Finger agnosia may appear alone or grouped with other neurological disorders in a condition known as Gerstmann syndrome. In addition to addressing any underlying issues, treatment may include specialized therapies.

Symptoms of finger agnosia can include:

  • the inability to recognize and name your fingers
  • being unable to distinguish or name other’s fingers
  • struggling to move specific fingers when asked to

In some cases, people may also be unable to name and distinguish their toes. This is known as digit agnosia.

Finger agnosia may appear on its own or in combination with other conditions. If you have finger agnosia, it’s important to determine if it’s part of a bigger condition like Gerstmann syndrome.

Gerstmann syndrome is a rare neurological condition where individuals experience the loss of several functions. It includes:

  • Acalculia (difficulty performing mathematical calculations)
  • Finger agnosia
  • Left-right disorientation (inability to tell the difference between the left and right sides of the body)
  • Dysgraphia or agraphia (writing impairment)

True Gerstmann syndrome where all these conditions are present without other cognitive irregularities is extremely rare, but people may also experience various combinations of two or three of these symptoms with cognitive irregularities.

Finger agnosia is typically caused by damage to brain pathways. It’s often seen in people with damage to the left posterior parietal cortex of the brain.

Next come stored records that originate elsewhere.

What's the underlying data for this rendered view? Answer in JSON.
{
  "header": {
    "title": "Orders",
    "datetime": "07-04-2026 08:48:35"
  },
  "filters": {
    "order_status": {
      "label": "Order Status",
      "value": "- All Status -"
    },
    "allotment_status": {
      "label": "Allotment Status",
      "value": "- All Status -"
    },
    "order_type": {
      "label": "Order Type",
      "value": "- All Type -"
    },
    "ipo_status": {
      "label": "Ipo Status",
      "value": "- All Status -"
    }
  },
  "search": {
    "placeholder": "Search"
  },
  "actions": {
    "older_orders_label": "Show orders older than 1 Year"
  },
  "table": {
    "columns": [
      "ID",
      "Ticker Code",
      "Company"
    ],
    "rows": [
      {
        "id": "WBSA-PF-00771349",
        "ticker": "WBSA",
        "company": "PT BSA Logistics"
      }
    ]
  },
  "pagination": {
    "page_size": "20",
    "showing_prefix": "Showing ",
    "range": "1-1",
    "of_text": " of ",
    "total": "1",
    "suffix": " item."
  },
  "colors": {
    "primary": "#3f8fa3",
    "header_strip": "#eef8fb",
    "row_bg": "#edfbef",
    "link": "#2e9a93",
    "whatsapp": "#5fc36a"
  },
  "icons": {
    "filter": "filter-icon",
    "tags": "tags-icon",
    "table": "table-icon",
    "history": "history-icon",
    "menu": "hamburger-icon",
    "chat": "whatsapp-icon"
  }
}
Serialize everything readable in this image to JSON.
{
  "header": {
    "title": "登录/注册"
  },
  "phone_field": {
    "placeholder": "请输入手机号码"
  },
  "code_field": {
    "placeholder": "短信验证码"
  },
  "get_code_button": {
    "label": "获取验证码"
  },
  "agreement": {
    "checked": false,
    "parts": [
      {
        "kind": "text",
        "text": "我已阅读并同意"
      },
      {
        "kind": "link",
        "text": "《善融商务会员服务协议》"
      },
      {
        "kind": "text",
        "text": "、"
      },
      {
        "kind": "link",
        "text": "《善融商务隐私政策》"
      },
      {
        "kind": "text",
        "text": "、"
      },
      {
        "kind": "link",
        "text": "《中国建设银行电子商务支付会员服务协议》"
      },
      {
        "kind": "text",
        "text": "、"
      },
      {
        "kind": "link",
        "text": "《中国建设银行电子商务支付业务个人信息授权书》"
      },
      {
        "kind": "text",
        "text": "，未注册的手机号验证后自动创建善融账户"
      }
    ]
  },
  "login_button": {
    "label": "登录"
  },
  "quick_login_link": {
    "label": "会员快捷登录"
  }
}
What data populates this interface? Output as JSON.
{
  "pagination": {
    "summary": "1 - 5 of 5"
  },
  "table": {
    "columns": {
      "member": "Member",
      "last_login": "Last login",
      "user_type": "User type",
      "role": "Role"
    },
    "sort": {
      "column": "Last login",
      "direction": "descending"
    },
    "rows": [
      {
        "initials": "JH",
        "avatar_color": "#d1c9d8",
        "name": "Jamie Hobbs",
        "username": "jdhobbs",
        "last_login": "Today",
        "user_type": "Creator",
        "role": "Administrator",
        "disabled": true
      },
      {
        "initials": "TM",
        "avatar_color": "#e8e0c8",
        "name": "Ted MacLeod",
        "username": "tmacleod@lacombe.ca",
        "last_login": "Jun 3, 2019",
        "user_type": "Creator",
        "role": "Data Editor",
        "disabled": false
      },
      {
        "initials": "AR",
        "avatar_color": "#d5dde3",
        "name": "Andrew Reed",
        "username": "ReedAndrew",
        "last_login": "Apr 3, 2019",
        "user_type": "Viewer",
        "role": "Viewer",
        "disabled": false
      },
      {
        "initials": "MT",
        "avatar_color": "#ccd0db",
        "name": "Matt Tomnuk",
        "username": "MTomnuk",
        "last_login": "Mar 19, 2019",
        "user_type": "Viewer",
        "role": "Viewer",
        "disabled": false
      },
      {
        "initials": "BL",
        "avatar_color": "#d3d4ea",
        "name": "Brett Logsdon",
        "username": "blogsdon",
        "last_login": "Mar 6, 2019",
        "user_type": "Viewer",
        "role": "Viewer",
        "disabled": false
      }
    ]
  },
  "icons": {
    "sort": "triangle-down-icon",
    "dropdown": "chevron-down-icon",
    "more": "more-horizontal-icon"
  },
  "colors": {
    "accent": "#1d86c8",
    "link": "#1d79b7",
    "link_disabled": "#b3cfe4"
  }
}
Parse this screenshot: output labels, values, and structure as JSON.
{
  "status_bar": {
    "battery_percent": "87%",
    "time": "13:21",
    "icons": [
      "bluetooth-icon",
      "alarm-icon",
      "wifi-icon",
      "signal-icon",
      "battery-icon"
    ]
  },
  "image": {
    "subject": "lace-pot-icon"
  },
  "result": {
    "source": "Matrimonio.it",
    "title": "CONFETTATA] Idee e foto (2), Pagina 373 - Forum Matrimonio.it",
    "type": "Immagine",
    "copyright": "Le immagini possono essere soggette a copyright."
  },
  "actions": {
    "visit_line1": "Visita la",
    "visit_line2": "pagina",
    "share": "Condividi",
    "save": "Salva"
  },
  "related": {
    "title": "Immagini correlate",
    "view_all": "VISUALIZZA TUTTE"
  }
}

Gerstmann syndrome is also seen in people with lesions in this area of the brain, but damage to other regions may also be involved. In fact, some research on Gerstmann syndrome indicates a lesion in the left middle frontal lobe of the dominant hemisphere of the brain is involved.

The brain damage responsible for finger agnosia may be due to a number of things including:

People may also experience damage to the brain as a result of a cognitive developmental disorder or a progressing degenerative brain disease.

A variety of simple tests can be performed to diagnose finger agnosia.

For example, after covering your eyes and having you stretch out all your fingers, your doctor or another examiner may lightly touch your fingers, having you identify them as soon as each finger is touched.

This test is done first with open eyes to prevent any misunderstandings. At least a 20% false recognition is needed for a finger agnosia diagnosis.

Another test that may be used to diagnose finger agnosia involves participants guessing the number of fingers in between two fingers they touch. An examiner may also touch one finger on one hand and ask you to move the same finger on the other hand.

If you test positively for finger agnosia, it’s important to have a brain MRI or CT scan done to learn all of the areas of the brain that are affected and rule out certain medical conditions like tumors that may be causing the agnosia.

Specialized therapies and counseling may help with finger agnosia.

Treatment of any underlying neurological conditions is also important. For example, if finger agnosia is related to tumors in the brain, surgery may help to alleviate it.

Normal life may never be possible if a person has Gerstmann syndrome, but when treatment begins at a young age, there’s a chance for improvement.

Having finger agnosia means that a person is unable to identify and distinguish between their fingers or other people’s fingers. Along with other neurological impairments, it may be a part of Gerstmann syndrome.

If it’s suspected you have finger agnosia, your doctor can perform simple tests to confirm it. Treating any underlying neurological conditions may help along with specialized therapy and counseling.